Task item: Every line of the entries below that carries the string "header" should be copied.

··· Dataset records

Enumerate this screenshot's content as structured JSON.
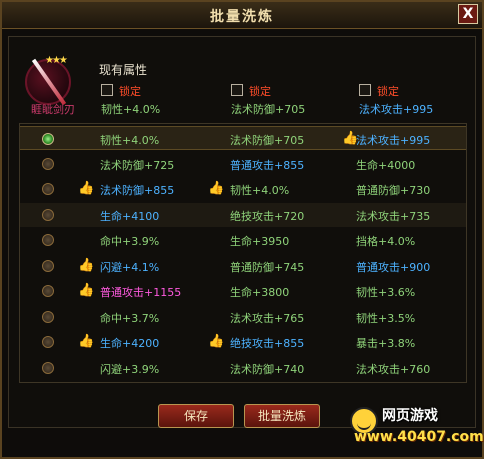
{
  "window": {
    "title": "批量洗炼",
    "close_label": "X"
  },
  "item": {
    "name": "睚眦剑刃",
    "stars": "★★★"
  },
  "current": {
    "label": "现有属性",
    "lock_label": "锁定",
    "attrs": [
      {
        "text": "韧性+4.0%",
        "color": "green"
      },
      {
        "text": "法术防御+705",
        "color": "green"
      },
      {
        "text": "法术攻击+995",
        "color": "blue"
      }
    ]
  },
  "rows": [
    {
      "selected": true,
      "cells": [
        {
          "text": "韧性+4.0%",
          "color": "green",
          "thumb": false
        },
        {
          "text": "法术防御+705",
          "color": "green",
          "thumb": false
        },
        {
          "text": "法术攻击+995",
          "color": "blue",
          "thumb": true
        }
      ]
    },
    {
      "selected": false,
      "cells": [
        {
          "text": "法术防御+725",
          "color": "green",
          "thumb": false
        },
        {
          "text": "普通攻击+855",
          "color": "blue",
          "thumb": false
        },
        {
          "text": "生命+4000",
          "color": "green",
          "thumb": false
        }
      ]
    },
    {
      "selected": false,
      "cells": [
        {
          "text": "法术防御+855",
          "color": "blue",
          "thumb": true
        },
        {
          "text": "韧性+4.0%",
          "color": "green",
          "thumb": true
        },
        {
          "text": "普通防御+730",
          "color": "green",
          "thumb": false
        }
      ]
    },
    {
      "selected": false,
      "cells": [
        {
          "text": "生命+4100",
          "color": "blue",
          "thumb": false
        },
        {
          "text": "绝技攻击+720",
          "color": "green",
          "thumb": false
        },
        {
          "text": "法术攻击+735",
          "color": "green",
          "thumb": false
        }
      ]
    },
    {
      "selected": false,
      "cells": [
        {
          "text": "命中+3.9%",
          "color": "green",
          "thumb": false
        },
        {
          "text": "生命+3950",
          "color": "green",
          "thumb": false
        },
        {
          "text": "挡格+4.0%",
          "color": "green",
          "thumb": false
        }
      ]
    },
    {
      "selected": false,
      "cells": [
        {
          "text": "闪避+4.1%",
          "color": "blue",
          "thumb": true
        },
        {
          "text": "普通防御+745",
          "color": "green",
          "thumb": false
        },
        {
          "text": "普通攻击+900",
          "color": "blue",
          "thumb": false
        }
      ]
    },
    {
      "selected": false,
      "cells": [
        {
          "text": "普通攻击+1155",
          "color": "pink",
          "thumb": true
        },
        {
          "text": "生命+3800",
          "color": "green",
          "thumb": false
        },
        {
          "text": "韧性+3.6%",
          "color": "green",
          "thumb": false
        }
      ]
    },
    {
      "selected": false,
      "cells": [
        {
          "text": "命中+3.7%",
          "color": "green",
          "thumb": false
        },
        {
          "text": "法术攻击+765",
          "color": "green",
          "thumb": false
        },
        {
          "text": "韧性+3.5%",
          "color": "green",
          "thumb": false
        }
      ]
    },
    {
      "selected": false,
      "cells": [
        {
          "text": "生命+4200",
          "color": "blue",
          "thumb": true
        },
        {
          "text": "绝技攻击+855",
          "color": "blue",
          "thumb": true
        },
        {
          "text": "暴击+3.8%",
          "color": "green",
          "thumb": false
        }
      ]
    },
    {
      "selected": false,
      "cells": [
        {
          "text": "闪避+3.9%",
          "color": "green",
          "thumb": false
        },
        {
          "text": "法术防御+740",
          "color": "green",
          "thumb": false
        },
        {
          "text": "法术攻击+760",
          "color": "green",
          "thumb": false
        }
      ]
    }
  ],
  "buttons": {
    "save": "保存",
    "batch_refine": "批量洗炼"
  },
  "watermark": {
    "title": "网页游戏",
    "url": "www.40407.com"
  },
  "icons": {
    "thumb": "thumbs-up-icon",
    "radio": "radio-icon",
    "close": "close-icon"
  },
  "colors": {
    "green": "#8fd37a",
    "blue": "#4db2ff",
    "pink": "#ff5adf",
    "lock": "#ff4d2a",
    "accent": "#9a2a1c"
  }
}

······
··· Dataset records

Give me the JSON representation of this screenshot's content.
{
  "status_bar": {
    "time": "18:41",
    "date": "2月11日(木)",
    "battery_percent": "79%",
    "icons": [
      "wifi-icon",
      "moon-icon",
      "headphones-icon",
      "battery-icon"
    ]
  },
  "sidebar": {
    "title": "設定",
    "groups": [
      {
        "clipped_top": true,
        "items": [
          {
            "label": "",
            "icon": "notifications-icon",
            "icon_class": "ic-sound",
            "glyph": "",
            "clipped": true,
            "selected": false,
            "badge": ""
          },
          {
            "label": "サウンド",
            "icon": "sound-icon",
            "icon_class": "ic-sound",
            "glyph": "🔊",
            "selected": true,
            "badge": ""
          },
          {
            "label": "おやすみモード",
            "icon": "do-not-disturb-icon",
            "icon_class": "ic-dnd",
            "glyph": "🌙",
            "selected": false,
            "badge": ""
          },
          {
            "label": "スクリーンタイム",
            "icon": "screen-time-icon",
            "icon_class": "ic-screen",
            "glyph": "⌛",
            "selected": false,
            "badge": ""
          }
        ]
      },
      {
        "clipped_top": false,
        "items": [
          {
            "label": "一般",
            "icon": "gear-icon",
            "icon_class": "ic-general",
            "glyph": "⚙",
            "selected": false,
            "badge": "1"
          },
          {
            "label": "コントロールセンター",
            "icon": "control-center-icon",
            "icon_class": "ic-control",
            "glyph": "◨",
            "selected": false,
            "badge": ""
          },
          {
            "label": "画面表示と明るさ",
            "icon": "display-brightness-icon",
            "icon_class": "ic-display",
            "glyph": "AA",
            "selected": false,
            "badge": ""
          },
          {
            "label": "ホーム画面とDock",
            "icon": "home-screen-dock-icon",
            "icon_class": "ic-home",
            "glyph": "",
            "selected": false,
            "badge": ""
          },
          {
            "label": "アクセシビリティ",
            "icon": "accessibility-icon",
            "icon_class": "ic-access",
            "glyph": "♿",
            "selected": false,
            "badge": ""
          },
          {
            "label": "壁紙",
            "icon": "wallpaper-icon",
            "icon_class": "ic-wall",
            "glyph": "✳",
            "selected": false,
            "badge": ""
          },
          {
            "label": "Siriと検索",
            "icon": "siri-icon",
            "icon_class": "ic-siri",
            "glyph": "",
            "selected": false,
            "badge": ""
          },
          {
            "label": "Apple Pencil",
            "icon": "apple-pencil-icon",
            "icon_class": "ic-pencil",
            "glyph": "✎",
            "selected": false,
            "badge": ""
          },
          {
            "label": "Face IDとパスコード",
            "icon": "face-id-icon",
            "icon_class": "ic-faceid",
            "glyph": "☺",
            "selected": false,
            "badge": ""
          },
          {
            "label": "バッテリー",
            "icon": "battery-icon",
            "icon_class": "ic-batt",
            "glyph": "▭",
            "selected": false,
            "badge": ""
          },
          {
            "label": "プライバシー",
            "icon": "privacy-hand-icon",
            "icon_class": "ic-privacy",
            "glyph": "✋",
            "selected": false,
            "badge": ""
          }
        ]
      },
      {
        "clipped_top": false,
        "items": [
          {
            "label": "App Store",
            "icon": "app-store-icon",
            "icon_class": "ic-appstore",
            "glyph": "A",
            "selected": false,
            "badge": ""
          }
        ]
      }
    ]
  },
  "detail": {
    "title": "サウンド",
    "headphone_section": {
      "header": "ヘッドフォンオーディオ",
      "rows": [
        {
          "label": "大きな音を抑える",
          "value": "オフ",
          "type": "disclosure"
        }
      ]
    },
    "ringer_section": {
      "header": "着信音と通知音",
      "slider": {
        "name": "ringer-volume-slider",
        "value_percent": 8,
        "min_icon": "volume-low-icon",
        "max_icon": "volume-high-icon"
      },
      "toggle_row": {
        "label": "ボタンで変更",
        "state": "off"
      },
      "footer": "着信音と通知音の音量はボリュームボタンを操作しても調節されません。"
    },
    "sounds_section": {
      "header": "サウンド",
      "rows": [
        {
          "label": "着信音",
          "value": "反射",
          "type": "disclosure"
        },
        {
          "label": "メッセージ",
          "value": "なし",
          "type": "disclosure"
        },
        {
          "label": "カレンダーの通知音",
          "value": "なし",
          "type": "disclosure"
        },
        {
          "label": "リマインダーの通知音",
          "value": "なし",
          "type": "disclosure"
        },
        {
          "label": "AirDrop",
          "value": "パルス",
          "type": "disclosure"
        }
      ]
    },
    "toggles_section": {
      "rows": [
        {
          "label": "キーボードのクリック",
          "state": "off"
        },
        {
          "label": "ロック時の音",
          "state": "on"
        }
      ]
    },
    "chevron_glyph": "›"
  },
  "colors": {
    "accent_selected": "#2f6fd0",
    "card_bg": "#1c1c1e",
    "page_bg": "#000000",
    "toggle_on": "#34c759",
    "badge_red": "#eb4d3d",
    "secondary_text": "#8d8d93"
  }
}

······
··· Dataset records

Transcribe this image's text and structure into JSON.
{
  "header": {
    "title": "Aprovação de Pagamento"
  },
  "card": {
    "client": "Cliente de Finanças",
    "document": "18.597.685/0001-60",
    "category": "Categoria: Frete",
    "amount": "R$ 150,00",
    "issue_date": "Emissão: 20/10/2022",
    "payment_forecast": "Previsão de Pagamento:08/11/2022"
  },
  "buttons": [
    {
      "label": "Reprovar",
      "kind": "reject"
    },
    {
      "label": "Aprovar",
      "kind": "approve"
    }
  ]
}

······

Response area:
      "header": "ヘッドフォンオーディオ",
      "header": "着信音と通知音",
      "header": "サウンド",
  "header": {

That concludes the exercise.